01 November 2011

Col Webster: inspiration for Genealogists for Families

Joan Miller (co-captain of 'Genealogists for Families') has asked me to write about my father, Col Webster, who was the inspiration for this project.

Col Webster at the age of 86
Colin Clifford Webster (son of William Donald Webster and Florence Hudson) was born in 1919. He was proud of the fact that he had the same address for seventy years ("Plain View", Cunnamulla, Queensland, Australia - an outback grazing property where he raised sheep and cattle). My sisters and I grew up there too. Dad loved the land and the way of life, and some of his reminiscences are in Outback Story.

In 1989 my parents moved to southeast Queensland. Before my mother died in 1996, she said, "Your father will be lonely. Promise me you'll visit him often." That was an easy promise to keep, as I was only an hour's drive away and I enjoyed Dad's company. We worked together in the garden, he taught me about birds, we swapped books and we talked for hours.

Dad was quiet, unassuming, kind and considerate, with a great sense of humour. He was a true gentleman who lived his whole life with honesty, integrity, compassion and generosity.

He loved to give away fruit, vegetables and flowers from his large garden; and he was also generous in less conventional ways. A few weeks before Christmas, Dad and I would go to the local country markets where one of the stalls sold homemade goodies to raise money for charity. Dad would pay for a Christmas cake or pudding and tell the stallholder to give it to the next person who came by.

For as long as I can remember, my father set aside a sum of money that he would periodically lend to a hard-working person in urgent need of help. We called it his 'Do Good Money'. Dad passed away last year at the age of ninety, and I want to honour his memory by continuing his tradition. That is why I joined Kiva and established the 'Genealogists for Families' project.
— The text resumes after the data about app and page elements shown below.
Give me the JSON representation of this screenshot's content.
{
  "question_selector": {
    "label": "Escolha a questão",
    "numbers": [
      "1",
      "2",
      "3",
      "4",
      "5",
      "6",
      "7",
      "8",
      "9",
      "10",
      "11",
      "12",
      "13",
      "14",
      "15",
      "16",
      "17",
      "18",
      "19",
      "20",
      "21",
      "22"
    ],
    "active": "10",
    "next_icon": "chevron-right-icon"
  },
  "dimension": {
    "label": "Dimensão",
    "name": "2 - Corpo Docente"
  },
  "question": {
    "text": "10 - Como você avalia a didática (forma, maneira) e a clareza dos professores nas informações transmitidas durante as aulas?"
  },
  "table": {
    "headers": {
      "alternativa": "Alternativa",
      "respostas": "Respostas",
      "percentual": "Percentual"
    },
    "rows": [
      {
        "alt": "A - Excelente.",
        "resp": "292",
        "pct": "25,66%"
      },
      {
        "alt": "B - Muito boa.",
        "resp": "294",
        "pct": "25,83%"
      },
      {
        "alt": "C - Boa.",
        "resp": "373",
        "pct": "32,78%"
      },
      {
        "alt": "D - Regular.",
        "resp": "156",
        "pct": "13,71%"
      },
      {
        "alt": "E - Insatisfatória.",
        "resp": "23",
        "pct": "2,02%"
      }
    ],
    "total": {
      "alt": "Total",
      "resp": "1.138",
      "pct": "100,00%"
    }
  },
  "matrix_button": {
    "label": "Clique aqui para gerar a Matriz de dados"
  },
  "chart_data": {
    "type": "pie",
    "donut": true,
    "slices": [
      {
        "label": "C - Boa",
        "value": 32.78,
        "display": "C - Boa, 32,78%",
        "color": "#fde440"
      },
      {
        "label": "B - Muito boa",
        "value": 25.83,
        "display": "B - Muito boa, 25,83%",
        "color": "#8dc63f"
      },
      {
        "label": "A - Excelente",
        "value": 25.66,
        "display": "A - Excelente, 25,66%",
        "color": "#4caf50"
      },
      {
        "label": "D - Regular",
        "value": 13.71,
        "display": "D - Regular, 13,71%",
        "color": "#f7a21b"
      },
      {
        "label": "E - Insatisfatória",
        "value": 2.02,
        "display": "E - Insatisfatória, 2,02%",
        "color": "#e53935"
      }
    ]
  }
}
My father was my friend and my hero, and I miss him. If his story can inspire others to join Genealogists for Families and establish the 'Do Good' tradition in their own lives, the world will be a better place.